Nothing in the entries may be altered; copy them all exactly.

──────── Provided records ────────

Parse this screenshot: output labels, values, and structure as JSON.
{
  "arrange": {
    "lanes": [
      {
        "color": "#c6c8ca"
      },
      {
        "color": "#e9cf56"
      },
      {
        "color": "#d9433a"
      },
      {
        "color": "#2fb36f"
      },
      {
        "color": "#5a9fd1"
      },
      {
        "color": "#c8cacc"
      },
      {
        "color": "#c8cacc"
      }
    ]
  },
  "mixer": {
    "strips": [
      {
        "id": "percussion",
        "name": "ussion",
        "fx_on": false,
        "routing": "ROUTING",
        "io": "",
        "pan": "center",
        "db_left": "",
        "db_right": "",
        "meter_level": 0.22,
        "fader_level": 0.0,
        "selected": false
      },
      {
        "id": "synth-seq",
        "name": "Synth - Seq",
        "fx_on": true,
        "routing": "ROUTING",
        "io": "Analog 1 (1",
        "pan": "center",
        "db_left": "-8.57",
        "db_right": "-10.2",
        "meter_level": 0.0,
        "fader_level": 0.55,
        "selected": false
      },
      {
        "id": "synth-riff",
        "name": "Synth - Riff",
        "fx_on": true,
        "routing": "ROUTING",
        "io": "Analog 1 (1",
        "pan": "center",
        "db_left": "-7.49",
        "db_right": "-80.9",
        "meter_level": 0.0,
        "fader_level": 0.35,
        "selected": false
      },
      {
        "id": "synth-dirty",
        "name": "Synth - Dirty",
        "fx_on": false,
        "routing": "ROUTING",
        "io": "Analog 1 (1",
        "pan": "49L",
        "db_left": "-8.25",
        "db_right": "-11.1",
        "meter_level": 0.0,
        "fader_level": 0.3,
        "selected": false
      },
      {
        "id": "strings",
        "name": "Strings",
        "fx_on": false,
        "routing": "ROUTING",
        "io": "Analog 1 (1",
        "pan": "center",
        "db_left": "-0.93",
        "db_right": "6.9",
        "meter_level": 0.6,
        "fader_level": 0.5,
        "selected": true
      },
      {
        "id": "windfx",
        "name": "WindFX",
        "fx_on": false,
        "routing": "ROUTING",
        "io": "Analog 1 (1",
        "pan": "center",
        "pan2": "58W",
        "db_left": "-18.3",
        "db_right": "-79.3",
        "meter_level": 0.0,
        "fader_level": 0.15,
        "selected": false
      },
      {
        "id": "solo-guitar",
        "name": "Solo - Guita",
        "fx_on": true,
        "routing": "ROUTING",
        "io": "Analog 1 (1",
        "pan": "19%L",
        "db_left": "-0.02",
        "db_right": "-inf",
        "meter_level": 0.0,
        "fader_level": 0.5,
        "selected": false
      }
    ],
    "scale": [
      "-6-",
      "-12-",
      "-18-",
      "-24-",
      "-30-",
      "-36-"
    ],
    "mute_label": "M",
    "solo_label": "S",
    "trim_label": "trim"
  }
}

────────

**Answer to the problem**:
Parse this screenshot: output labels, values, and structure as JSON.
{
  "arrange": {
    "lanes": [
      {
        "color": "#c6c8ca"
      },
      {
        "color": "#e9cf56"
      },
      {
        "color": "#d9433a"
      },
      {
        "color": "#2fb36f"
      },
      {
        "color": "#5a9fd1"
      },
      {
        "color": "#c8cacc"
      },
      {
        "color": "#c8cacc"
      }
    ]
  },
  "mixer": {
    "strips": [
      {
        "id": "percussion",
        "name": "ussion",
        "fx_on": false,
        "routing": "ROUTING",
        "io": "",
        "pan": "center",
        "db_left": "",
        "db_right": "",
        "meter_level": 0.22,
        "fader_level": 0.0,
        "selected": false
      },
      {
        "id": "synth-seq",
        "name": "Synth - Seq",
        "fx_on": true,
        "routing": "ROUTING",
        "io": "Analog 1 (1",
        "pan": "center",
        "db_left": "-8.57",
        "db_right": "-10.2",
        "meter_level": 0.0,
        "fader_level": 0.55,
        "selected": false
      },
      {
        "id": "synth-riff",
        "name": "Synth - Riff",
        "fx_on": true,
        "routing": "ROUTING",
        "io": "Analog 1 (1",
        "pan": "center",
        "db_left": "-7.49",
        "db_right": "-80.9",
        "meter_level": 0.0,
        "fader_level": 0.35,
        "selected": false
      },
      {
        "id": "synth-dirty",
        "name": "Synth - Dirty",
        "fx_on": false,
        "routing": "ROUTING",
        "io": "Analog 1 (1",
        "pan": "49L",
        "db_left": "-8.25",
        "db_right": "-11.1",
        "meter_level": 0.0,
        "fader_level": 0.3,
        "selected": false
      },
      {
        "id": "strings",
        "name": "Strings",
        "fx_on": false,
        "routing": "ROUTING",
        "io": "Analog 1 (1",
        "pan": "center",
        "db_left": "-0.93",
        "db_right": "6.9",
        "meter_level": 0.6,
        "fader_level": 0.5,
        "selected": true
      },
      {
        "id": "windfx",
        "name": "WindFX",
        "fx_on": false,
        "routing": "ROUTING",
        "io": "Analog 1 (1",
        "pan": "center",
        "pan2": "58W",
        "db_left": "-18.3",
        "db_right": "-79.3",
        "meter_level": 0.0,
        "fader_level": 0.15,
        "selected": false
      },
      {
        "id": "solo-guitar",
        "name": "Solo - Guita",
        "fx_on": true,
        "routing": "ROUTING",
        "io": "Analog 1 (1",
        "pan": "19%L",
        "db_left": "-0.02",
        "db_right": "-inf",
        "meter_level": 0.0,
        "fader_level": 0.5,
        "selected": false
      }
    ],
    "scale": [
      "-6-",
      "-12-",
      "-18-",
      "-24-",
      "-30-",
      "-36-"
    ],
    "mute_label": "M",
    "solo_label": "S",
    "trim_label": "trim"
  }
}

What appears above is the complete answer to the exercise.